┌──

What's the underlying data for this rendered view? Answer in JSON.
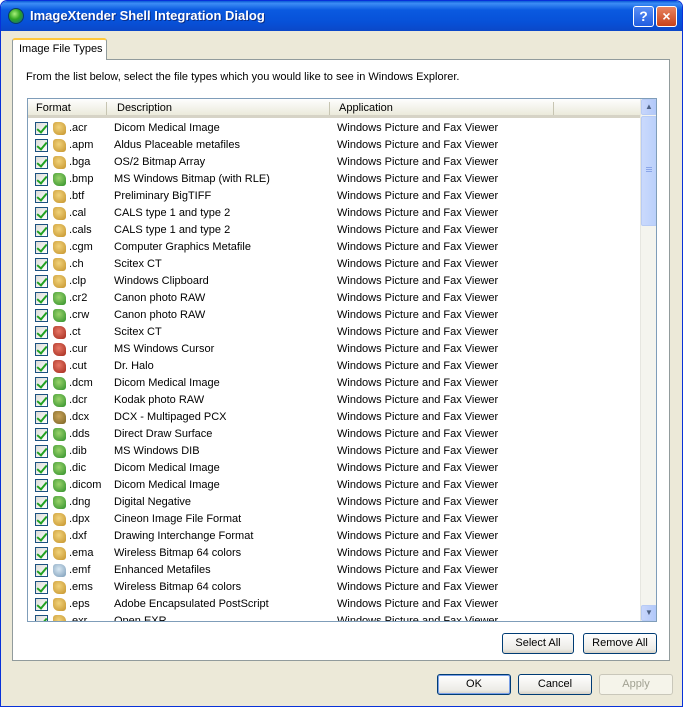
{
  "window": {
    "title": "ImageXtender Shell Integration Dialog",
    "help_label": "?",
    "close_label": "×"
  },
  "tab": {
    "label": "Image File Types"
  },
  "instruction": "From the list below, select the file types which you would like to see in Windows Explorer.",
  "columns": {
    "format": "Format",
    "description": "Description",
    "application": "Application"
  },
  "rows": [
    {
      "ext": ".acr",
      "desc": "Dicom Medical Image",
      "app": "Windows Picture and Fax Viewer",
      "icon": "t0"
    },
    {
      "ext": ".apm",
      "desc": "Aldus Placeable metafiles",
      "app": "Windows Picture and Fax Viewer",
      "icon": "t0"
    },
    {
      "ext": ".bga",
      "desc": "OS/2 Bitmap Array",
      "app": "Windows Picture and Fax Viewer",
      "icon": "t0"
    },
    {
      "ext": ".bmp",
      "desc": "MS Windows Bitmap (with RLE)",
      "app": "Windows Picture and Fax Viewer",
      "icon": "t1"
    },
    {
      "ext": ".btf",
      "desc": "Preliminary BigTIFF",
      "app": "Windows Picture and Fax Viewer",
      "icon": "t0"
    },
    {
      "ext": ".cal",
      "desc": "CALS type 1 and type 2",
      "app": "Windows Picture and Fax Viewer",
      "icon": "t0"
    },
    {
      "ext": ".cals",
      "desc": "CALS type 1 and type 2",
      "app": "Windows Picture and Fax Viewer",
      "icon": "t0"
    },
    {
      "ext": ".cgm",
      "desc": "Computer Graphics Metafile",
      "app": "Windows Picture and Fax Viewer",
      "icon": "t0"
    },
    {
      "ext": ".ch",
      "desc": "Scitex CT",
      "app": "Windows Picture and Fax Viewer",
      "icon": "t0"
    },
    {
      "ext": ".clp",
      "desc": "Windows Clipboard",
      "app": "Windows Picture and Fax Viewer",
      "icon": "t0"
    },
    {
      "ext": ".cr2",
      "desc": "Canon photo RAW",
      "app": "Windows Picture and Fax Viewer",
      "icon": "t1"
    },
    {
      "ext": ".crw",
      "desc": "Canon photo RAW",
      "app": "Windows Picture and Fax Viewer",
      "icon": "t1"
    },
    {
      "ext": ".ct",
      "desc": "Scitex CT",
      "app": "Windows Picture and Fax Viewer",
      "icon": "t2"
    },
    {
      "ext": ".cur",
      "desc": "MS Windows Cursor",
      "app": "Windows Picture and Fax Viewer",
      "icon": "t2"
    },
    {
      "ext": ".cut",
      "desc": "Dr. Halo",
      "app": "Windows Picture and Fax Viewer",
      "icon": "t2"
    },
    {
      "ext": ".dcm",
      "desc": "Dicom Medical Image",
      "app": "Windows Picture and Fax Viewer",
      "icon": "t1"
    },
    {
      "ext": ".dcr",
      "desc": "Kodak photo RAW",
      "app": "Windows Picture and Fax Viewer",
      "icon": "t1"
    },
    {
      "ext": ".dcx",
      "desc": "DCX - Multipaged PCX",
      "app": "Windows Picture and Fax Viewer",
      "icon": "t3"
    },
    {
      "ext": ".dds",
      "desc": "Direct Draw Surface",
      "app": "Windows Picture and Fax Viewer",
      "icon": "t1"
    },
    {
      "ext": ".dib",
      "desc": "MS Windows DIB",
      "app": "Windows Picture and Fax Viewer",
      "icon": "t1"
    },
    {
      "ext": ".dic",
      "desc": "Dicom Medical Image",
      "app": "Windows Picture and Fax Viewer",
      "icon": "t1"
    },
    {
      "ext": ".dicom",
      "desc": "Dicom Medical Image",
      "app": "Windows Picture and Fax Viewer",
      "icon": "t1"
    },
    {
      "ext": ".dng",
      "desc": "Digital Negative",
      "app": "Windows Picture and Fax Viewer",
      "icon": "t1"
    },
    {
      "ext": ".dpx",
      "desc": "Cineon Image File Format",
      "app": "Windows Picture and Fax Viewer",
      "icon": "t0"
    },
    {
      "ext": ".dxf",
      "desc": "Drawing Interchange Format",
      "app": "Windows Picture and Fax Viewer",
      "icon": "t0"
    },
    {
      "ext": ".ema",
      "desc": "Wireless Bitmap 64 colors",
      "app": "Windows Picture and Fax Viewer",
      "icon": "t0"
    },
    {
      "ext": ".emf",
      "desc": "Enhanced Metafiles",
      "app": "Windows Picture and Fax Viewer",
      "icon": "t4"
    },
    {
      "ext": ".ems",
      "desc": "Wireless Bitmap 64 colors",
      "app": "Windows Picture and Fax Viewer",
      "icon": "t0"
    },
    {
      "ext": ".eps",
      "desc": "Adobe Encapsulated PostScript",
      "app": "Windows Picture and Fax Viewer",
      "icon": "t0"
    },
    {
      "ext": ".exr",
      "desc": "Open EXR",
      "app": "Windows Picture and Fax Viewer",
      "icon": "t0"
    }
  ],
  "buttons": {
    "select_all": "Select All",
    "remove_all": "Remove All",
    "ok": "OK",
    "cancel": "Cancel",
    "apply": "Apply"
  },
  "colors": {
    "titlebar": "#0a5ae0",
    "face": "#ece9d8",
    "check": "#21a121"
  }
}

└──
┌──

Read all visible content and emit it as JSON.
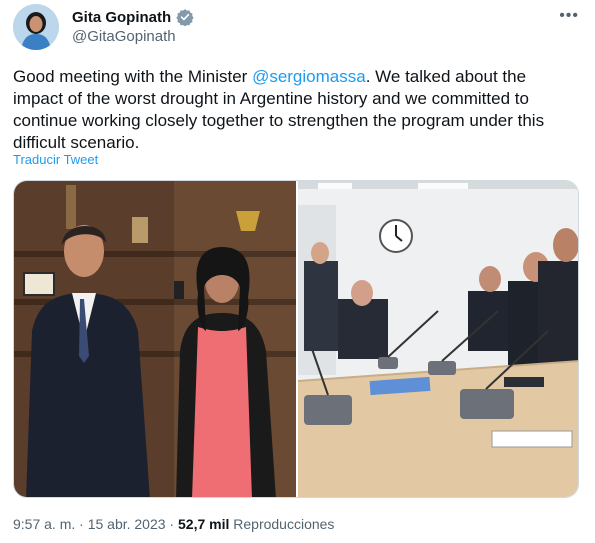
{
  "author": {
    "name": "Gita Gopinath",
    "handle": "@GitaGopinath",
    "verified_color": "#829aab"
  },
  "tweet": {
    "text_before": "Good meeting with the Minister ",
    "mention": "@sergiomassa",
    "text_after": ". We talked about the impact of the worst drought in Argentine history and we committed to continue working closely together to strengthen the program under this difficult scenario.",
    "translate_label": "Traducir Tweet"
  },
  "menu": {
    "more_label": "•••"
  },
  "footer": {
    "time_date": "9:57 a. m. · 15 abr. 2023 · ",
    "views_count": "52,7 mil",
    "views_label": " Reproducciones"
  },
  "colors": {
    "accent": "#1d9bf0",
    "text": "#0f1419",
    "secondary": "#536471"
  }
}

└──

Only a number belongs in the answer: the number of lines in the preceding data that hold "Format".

3